-- EXERCISE GOAL --
Within the records below, find each line with the word "JSON" and copy it out.

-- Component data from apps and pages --
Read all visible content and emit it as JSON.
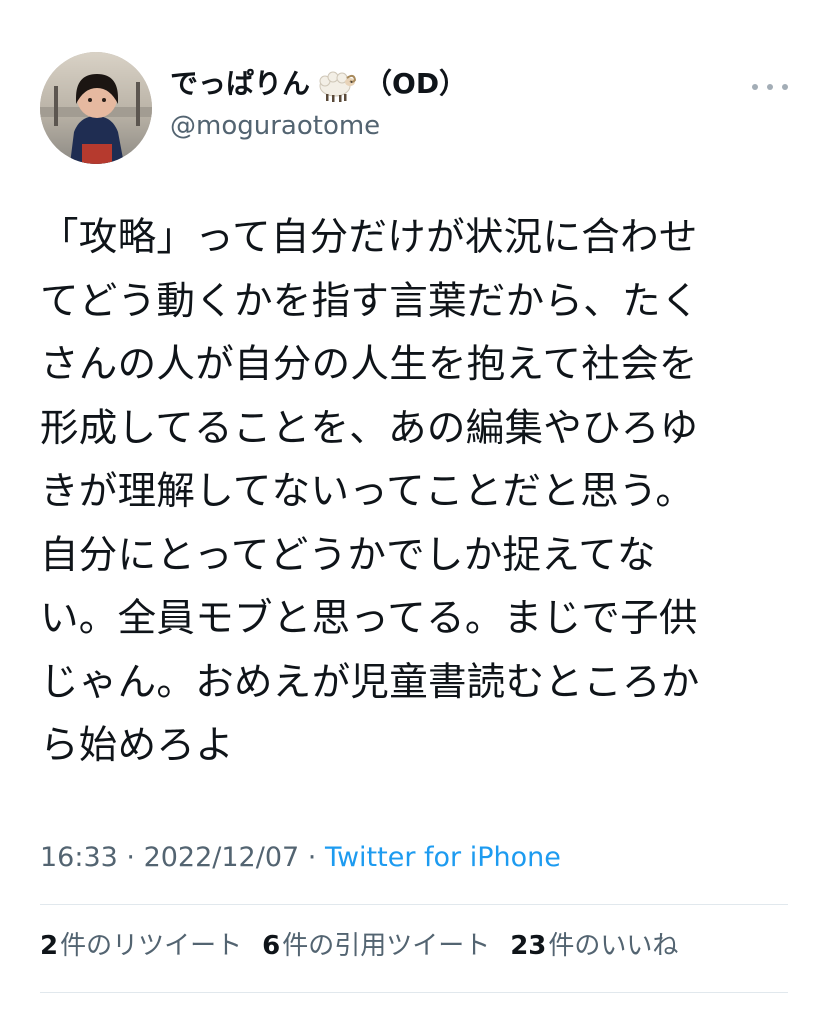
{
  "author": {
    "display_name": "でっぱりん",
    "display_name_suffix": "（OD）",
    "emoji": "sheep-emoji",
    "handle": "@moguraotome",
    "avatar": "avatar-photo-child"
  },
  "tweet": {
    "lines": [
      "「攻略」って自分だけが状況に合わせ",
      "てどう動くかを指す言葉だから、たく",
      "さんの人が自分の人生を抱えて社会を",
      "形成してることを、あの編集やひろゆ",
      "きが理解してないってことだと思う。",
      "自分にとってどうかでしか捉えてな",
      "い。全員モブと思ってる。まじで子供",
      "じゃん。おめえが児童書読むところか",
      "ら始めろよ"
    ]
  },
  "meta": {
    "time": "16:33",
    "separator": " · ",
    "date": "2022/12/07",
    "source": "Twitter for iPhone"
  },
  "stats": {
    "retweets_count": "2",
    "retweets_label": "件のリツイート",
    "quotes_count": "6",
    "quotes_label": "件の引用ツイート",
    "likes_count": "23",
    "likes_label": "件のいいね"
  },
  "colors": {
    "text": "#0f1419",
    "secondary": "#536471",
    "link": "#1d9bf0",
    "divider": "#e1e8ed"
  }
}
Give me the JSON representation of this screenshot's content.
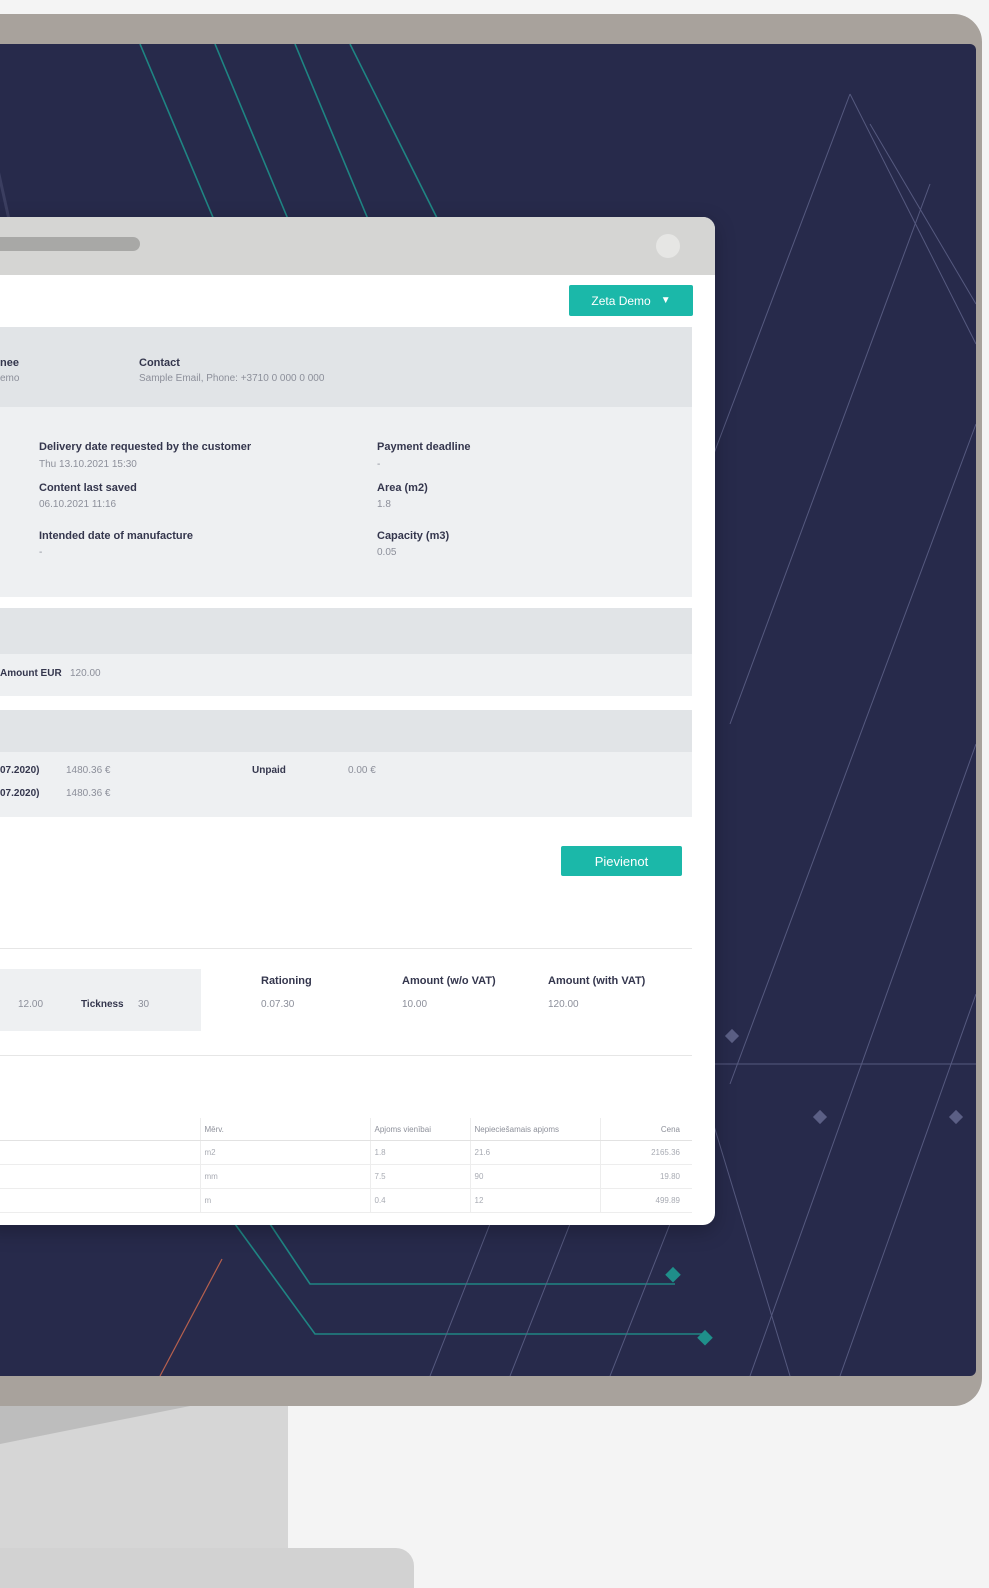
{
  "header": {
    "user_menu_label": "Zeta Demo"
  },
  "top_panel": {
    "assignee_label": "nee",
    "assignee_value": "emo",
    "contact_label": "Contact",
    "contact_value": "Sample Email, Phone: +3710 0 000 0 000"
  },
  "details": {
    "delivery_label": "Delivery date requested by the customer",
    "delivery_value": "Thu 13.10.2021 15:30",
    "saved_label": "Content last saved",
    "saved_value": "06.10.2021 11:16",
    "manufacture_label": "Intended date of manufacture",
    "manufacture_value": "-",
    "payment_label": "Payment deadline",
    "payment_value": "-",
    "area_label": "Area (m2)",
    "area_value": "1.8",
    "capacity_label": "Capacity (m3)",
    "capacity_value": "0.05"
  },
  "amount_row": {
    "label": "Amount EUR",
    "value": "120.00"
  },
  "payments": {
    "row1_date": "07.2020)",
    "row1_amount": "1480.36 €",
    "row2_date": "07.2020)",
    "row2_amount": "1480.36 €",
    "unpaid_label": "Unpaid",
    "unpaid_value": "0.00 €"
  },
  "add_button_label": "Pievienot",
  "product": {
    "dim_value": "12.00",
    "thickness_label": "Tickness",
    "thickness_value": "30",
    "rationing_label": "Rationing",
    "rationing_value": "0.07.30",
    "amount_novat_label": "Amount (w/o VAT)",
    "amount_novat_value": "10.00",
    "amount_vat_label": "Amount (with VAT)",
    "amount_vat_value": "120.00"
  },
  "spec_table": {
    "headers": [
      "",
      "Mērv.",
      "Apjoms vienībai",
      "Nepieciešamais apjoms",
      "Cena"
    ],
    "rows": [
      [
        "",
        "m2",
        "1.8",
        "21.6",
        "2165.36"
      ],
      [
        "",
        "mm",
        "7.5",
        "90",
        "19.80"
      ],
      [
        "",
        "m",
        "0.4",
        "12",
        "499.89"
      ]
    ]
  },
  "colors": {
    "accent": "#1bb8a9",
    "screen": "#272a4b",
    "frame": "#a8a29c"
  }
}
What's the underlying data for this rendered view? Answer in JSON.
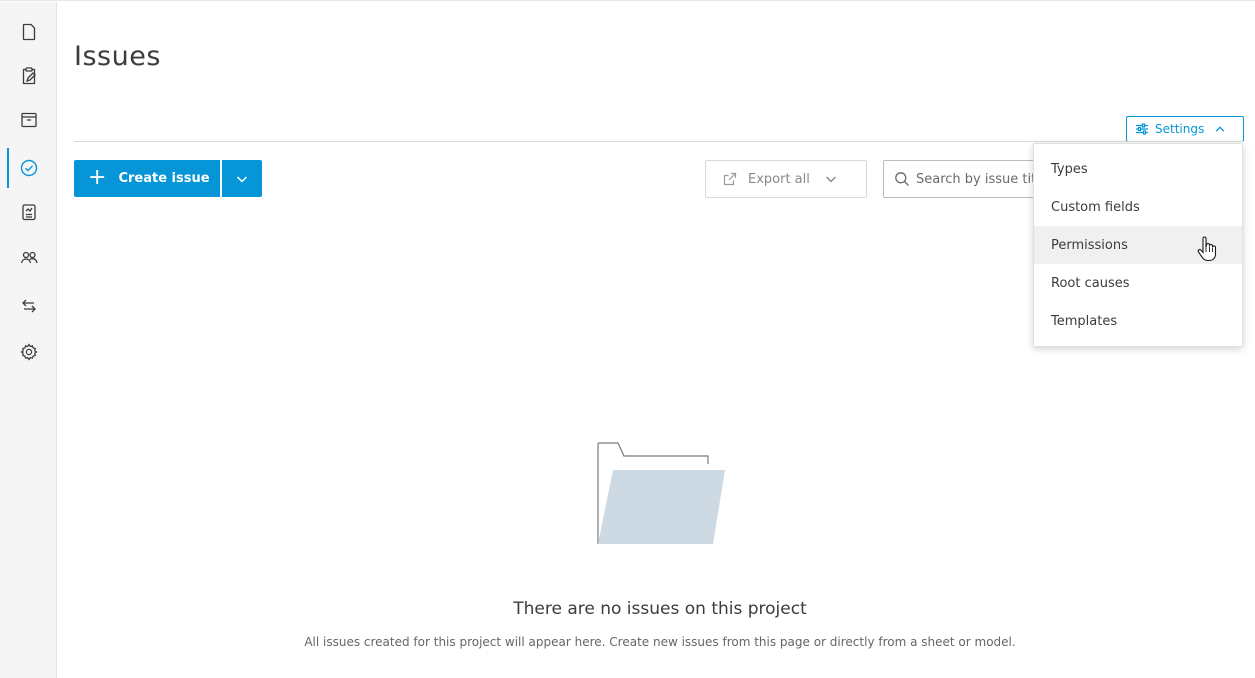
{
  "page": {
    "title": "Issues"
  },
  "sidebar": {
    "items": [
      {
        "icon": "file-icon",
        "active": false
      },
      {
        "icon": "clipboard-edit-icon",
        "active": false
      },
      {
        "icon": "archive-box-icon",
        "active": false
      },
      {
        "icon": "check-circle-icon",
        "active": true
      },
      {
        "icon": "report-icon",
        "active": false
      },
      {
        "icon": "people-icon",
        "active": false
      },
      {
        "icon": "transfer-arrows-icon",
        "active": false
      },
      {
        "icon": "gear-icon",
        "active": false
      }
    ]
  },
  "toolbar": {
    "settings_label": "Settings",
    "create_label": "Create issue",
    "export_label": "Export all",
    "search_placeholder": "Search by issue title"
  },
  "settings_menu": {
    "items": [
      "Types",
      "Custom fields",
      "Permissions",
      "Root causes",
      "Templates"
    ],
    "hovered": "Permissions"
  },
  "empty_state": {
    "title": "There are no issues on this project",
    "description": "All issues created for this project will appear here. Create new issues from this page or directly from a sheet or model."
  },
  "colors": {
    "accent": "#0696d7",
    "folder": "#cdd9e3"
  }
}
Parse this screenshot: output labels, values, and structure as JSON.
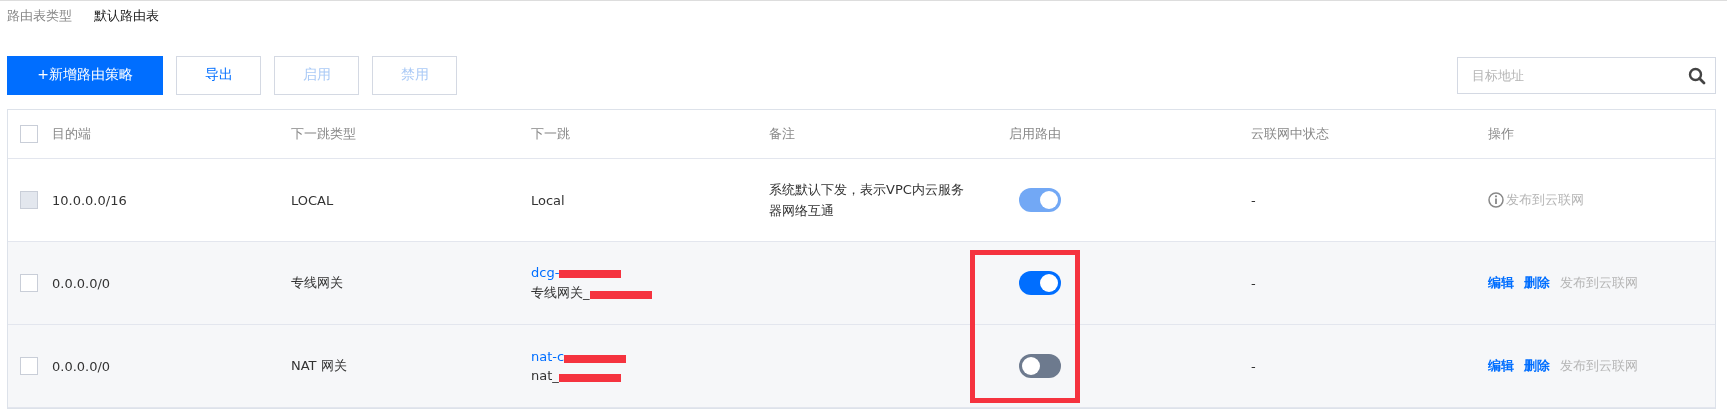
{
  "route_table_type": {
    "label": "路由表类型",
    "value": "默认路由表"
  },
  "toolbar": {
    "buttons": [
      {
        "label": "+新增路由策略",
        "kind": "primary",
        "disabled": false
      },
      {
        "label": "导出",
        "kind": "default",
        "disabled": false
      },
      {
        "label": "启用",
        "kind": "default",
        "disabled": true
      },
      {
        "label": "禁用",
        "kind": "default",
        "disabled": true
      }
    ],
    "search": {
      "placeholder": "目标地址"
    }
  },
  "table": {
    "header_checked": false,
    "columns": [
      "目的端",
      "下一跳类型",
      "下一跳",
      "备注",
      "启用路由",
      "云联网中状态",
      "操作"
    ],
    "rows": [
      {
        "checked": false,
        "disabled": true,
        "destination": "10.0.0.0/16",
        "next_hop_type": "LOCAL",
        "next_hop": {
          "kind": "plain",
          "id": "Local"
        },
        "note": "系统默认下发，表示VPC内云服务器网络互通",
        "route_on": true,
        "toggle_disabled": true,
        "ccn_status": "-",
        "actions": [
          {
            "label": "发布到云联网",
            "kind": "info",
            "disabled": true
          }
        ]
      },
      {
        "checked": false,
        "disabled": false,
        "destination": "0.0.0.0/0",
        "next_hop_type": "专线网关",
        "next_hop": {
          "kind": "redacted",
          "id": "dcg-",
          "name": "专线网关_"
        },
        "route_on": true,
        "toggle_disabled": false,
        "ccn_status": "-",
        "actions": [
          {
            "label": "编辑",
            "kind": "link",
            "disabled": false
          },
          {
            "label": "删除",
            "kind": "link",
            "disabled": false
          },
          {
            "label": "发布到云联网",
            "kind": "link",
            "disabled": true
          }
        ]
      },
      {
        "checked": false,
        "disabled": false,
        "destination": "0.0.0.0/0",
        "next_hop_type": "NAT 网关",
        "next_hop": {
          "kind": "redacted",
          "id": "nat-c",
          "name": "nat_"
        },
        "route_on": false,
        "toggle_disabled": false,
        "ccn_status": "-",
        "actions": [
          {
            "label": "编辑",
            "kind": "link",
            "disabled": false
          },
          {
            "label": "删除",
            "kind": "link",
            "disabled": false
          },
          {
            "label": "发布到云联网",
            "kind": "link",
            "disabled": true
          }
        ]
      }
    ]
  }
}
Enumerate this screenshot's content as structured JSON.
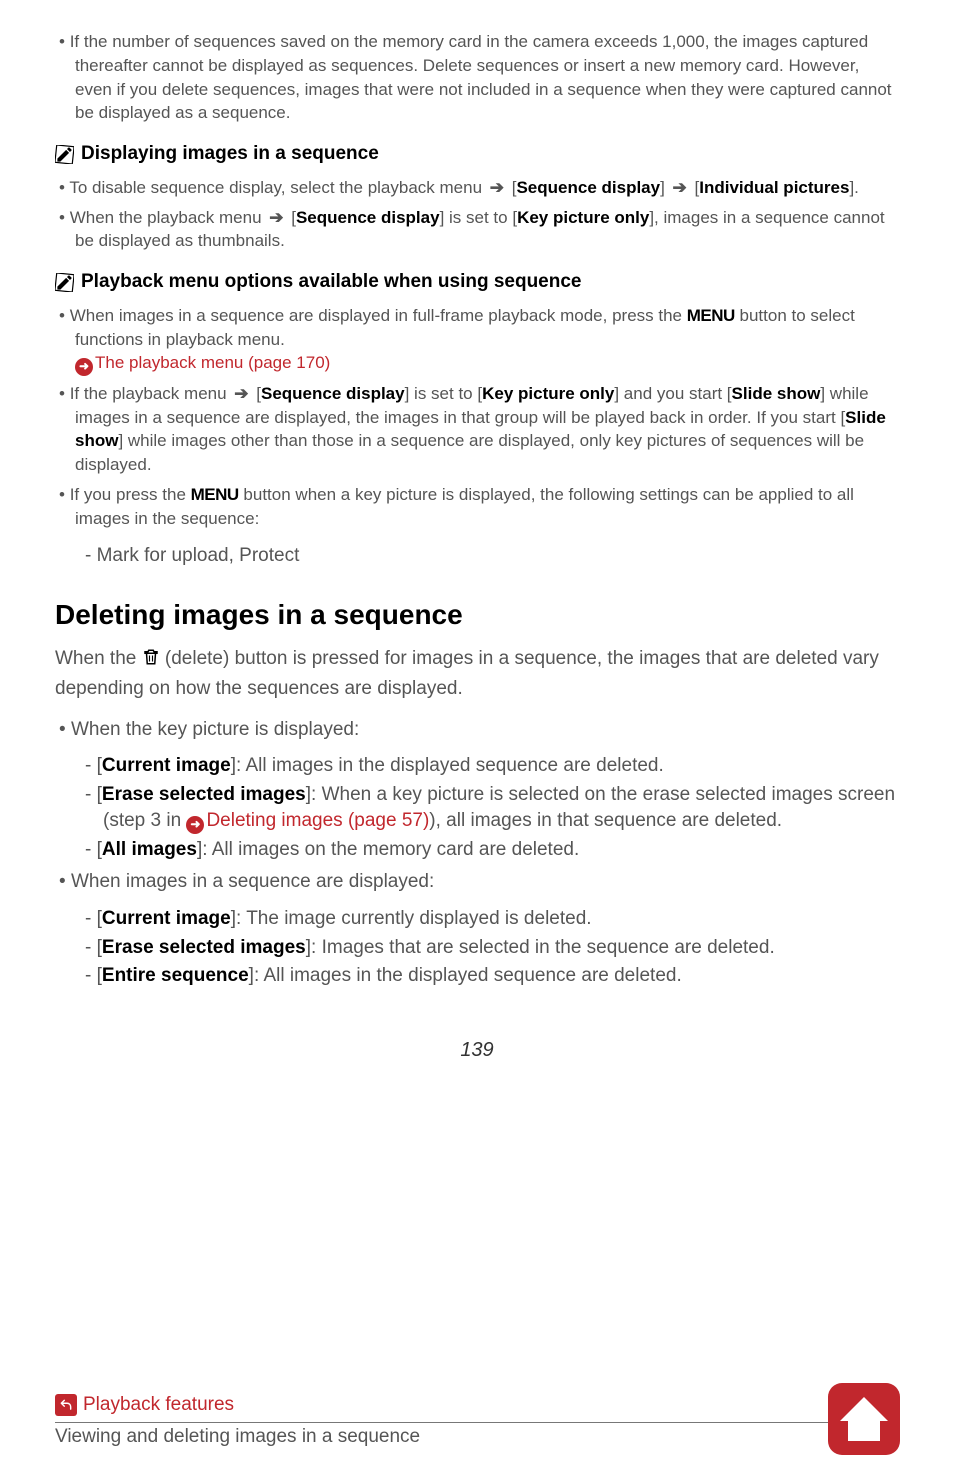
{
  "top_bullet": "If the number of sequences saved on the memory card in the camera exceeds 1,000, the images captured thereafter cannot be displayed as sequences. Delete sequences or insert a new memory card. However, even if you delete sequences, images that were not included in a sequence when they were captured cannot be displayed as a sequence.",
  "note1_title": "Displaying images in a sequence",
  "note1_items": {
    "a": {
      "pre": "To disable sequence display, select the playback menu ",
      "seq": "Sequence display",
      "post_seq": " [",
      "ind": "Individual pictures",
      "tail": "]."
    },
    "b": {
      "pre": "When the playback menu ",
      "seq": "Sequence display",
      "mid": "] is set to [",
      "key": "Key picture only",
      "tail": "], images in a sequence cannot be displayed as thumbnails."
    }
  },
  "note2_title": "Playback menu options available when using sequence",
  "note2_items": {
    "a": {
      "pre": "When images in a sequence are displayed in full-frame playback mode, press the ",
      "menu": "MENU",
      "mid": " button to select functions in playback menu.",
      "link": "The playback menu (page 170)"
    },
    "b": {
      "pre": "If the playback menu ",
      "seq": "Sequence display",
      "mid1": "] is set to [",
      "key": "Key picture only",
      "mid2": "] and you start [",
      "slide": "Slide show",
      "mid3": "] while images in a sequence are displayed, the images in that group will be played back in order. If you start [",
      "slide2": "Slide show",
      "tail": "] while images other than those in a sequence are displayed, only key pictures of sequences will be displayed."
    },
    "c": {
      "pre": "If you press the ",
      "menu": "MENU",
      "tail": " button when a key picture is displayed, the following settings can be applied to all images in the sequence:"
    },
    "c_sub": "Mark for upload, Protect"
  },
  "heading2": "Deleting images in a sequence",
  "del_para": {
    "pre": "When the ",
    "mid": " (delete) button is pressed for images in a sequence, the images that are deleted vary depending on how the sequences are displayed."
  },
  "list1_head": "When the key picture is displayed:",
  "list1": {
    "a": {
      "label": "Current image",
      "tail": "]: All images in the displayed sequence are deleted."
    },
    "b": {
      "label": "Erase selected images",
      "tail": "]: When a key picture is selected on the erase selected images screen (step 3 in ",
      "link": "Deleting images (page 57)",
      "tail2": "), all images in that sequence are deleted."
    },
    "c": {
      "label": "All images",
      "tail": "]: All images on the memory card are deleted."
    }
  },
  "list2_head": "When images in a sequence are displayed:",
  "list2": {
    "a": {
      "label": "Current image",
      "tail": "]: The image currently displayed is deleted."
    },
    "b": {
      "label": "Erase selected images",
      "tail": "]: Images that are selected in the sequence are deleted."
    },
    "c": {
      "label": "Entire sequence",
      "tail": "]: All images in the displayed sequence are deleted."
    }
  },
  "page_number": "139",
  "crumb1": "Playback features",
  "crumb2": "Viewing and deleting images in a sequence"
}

-- EXERCISE SOLUTION --
Read all visible content and emit it as JSON.
Give me the JSON representation of this screenshot's content.
What's the underlying data for this rendered view? Answer in JSON.
Parse this screenshot: output labels, values, and structure as JSON.
Enumerate this screenshot's content as structured JSON.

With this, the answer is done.